[Exercise requirements] Check every line of the material below, and show those that contain "object".
══ Listed entries ══
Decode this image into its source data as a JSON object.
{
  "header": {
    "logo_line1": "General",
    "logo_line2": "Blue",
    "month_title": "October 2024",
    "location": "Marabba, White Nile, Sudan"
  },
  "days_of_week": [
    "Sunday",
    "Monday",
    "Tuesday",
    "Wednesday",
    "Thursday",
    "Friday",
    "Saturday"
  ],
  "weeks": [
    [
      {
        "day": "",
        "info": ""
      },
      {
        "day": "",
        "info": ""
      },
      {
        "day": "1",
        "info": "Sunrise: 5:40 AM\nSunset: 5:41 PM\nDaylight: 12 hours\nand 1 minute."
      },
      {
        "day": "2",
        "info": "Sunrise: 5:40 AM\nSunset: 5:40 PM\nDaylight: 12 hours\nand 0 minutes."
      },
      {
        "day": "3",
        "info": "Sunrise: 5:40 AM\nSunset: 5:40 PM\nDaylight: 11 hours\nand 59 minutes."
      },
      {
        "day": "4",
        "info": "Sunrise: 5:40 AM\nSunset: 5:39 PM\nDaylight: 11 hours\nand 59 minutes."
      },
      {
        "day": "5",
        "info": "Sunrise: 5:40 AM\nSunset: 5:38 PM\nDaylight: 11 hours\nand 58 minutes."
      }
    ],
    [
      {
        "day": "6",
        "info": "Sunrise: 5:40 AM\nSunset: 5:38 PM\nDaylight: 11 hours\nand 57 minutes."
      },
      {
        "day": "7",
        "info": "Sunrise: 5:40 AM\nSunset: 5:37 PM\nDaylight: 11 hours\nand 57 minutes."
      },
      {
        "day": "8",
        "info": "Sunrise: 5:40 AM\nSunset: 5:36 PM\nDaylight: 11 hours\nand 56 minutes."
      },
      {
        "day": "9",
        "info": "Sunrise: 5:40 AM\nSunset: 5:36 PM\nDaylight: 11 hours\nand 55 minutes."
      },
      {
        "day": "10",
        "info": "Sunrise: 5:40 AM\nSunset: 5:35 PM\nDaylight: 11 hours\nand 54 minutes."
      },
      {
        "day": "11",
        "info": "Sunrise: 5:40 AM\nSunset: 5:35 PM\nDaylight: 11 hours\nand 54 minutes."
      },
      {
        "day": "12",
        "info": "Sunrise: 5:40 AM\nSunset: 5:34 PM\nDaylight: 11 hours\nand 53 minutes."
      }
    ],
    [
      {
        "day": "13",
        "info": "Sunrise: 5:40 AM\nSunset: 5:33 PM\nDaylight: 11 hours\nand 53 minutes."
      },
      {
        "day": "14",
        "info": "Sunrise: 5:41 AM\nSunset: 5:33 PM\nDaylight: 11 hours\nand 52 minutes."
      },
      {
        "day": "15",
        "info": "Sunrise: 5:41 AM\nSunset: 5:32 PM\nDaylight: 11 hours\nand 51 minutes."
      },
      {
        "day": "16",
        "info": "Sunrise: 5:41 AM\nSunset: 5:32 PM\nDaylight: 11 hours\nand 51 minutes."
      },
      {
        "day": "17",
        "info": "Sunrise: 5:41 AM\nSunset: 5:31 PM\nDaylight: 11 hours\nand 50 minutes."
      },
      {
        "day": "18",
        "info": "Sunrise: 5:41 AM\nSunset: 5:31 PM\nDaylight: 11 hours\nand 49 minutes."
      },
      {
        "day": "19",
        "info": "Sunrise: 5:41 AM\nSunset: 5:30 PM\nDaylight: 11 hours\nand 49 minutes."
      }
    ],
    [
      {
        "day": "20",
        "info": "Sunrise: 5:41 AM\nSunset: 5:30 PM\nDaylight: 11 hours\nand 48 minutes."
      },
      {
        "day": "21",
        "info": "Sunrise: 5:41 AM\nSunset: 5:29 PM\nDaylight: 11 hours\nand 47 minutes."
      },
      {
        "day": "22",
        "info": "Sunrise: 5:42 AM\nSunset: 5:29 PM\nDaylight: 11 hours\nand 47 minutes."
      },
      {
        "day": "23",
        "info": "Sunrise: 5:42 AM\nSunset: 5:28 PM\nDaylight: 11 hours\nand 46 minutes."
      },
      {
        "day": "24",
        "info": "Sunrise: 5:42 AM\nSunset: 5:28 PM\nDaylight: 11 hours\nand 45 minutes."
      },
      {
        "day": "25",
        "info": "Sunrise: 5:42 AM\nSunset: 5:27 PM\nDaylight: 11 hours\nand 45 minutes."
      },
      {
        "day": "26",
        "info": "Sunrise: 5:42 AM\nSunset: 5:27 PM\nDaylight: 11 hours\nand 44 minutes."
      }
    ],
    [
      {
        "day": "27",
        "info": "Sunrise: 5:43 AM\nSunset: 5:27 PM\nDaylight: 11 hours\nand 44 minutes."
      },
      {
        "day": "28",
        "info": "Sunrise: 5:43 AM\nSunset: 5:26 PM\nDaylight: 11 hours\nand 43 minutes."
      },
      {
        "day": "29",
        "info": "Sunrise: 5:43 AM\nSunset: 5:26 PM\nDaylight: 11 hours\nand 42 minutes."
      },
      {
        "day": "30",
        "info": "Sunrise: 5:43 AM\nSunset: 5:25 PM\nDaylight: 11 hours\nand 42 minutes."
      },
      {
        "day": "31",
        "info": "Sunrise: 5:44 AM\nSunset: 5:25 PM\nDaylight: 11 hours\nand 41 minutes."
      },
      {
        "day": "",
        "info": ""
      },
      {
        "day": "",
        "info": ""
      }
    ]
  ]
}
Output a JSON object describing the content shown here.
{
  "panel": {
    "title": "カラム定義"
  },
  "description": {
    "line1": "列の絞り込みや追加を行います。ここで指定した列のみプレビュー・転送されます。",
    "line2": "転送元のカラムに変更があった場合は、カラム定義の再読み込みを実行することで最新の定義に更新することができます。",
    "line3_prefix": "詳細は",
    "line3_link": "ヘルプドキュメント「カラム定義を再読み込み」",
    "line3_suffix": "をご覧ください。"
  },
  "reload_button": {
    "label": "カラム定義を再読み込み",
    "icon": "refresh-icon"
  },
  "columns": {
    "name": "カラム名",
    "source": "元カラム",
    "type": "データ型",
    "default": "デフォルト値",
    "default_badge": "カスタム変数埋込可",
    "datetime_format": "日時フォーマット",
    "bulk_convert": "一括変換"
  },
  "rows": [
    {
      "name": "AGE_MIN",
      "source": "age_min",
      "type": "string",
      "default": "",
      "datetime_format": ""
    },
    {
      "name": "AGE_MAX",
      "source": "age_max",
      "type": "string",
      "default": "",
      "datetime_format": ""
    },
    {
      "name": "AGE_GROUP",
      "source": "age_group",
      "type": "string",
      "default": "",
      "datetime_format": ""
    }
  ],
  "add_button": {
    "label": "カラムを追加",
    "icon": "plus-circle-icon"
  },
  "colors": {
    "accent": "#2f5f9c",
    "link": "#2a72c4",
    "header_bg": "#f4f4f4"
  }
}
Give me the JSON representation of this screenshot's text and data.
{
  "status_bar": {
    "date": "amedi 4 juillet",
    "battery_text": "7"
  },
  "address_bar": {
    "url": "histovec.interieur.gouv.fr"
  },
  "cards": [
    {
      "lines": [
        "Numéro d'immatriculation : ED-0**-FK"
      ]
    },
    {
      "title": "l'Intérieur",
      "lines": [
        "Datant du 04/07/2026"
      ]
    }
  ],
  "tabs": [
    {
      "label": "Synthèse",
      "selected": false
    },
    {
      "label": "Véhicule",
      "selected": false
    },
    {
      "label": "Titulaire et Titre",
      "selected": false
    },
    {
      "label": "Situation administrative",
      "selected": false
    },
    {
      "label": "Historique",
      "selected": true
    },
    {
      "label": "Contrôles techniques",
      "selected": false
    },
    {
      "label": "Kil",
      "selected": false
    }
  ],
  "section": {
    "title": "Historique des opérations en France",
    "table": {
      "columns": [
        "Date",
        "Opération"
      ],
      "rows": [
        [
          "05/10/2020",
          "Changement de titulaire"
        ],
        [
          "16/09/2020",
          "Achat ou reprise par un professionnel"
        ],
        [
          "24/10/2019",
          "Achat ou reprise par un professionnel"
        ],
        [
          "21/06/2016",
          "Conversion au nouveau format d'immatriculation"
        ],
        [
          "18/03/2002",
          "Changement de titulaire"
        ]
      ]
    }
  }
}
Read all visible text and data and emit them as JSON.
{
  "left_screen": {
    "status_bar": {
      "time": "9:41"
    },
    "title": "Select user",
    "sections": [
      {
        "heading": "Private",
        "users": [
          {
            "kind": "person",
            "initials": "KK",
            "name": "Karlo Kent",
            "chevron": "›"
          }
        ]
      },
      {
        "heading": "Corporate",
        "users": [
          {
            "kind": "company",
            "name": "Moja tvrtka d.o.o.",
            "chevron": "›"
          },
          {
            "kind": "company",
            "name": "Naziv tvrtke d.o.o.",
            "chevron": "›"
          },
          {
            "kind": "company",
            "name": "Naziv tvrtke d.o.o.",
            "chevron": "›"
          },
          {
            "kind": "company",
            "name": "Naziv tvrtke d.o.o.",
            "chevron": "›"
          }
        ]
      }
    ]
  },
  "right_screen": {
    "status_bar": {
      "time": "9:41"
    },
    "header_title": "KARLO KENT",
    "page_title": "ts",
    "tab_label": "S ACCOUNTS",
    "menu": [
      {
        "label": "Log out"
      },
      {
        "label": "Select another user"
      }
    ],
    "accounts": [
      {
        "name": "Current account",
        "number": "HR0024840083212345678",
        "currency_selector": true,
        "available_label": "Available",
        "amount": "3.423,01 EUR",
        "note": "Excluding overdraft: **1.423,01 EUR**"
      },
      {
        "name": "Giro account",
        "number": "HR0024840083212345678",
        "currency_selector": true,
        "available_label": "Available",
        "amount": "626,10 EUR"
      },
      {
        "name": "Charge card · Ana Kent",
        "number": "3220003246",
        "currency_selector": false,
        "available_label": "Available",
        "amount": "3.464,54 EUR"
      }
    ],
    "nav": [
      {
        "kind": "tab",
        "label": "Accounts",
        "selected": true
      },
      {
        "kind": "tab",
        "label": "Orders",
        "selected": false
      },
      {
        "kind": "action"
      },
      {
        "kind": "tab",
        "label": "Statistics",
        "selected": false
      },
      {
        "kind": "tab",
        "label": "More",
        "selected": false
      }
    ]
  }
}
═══
[Completed task]
Decode this image into its source data as a JSON object.
Output a JSON object describing the content shown here.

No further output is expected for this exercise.